Governor Eric Holcomb announced details for the fourth round of the Next Level Trails (NLT) grant program, which will dedicate an additional $30 million to connect communities through more hiking, biking, and riding trails across the state.
As part of the governor’s Next Level Connections initiative, NLT is the largest infusion of trails funding in state history. The now $180 million program is administered by the DNR and facilitates critical trail connections within and between Hoosier communities. To date, NLT has awarded $150 million to 75 projects across the state.
The fourth round will award up to $22.5 million to regional projects and up to $7.5 million to local projects. The application period for the fourth round begins July 1 and ends Aug. 1 at 5 p.m. ET/ 4 p.m. CT. Eligible applicants include units of government or 501(c)(3) nonprofit organizations. Applicants are limited to one application per round.
In addition to the major announcement, Gov. Holcomb joined officials from Elkhart to celebrate the opening of the River Greenway Trail. The 1.86-mile asphalt trail was built with help from a $642,600 NLT grant awarded in 2021 as part of the second round of NLT grant funding.

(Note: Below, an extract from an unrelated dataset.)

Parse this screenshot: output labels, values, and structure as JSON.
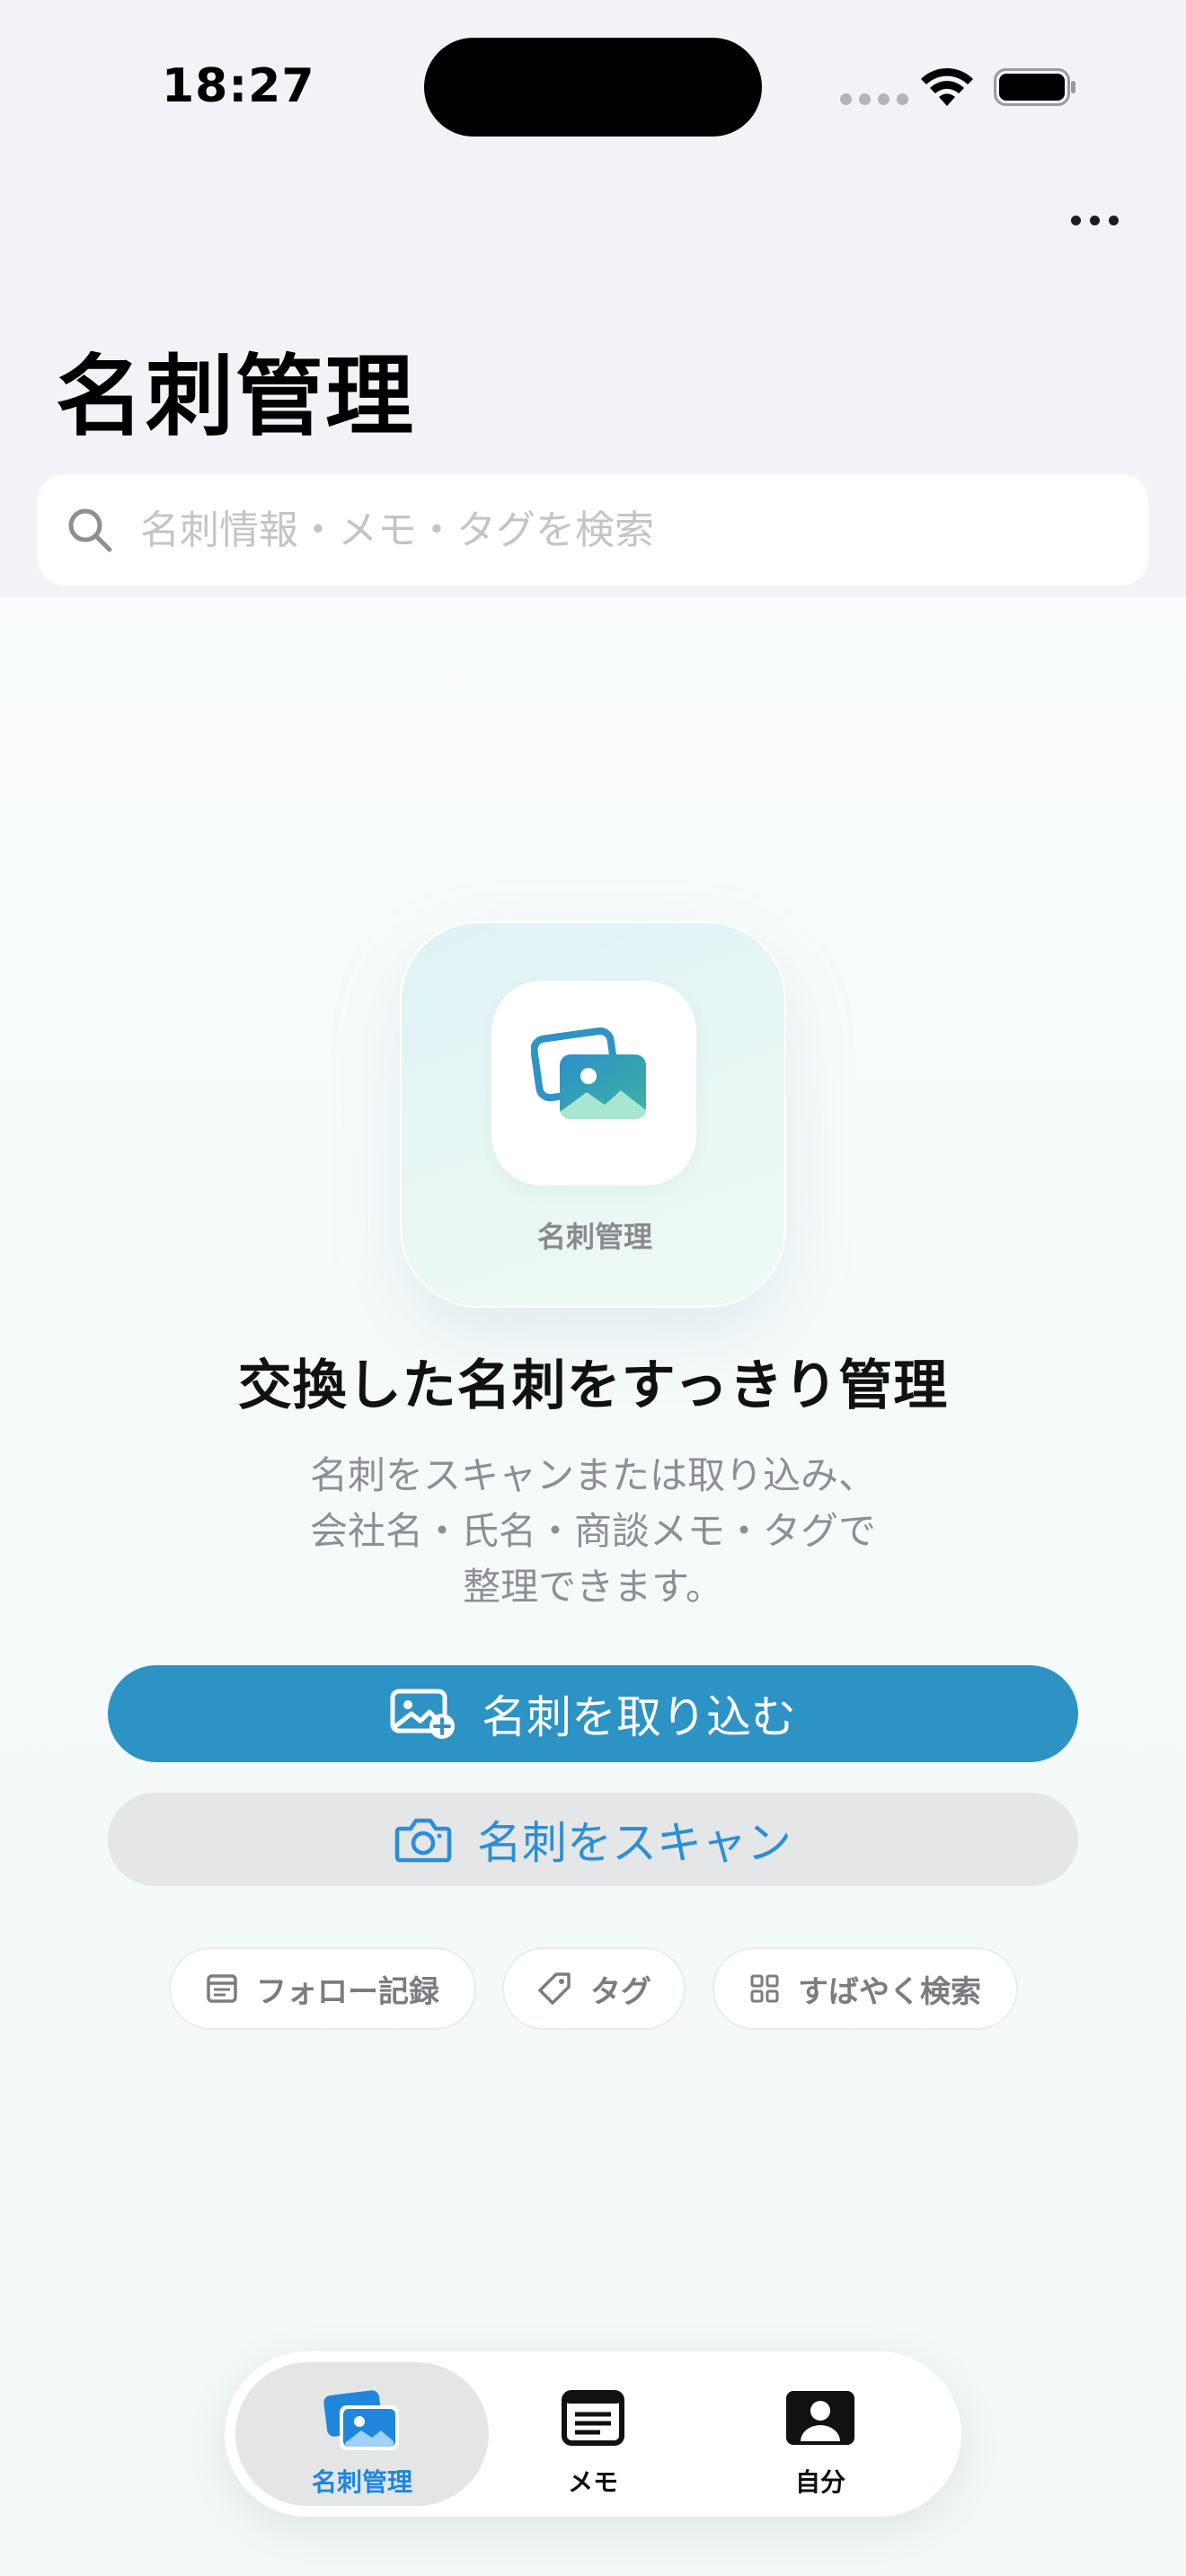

The new paved trail follows the Elkhart River and connects to the existing Mapleheart Greenway at Hively Avenue to create a contiguous link between Elkhart and the City of Goshen. The project also creates a connection between the Elkhart Environmental Center, Studebaker Park, Mary Beck Elementary School, and Elkhart High School. Key partners include the City of Elkhart Redevelopment Commission, Elkhart Convention and Visitors Bureau, and the Elkhart County Community Foundation.
Including the River Greenway, 17 of the 75 NLT projects are complete, totaling 54.3 miles of trail built since the program’s inception in 2018.
More information about the fourth round of Next Level Trails can be found here: https://www.in.gov/dnr/state-parks/recreation/grants/next-level-trails/applicant-information/
I never see anyone using the existing trails. Around the country trails are magnets for crime, especially violent or sexual crimes. I need to see a plan for security on any trail built. Where is the money coming from. If it is gas tax money that is wrong. Gas taxes are for roads.
$186 million seems like a lot, but with nearly 7 million Hoosiers it works out to about $27 per resident. $104 for a family of four is a pretty good one time investment to some hiking and biking trails, especially with roads being generally unsafe because drivers like to video chat while they commute.
I was out at the Elkhart Envirocenter within the last year, and Jake (the guy in charge there) seems to genuinely care about doing right by the citizens. He was very excited about this trail, and I can see the benefit to it.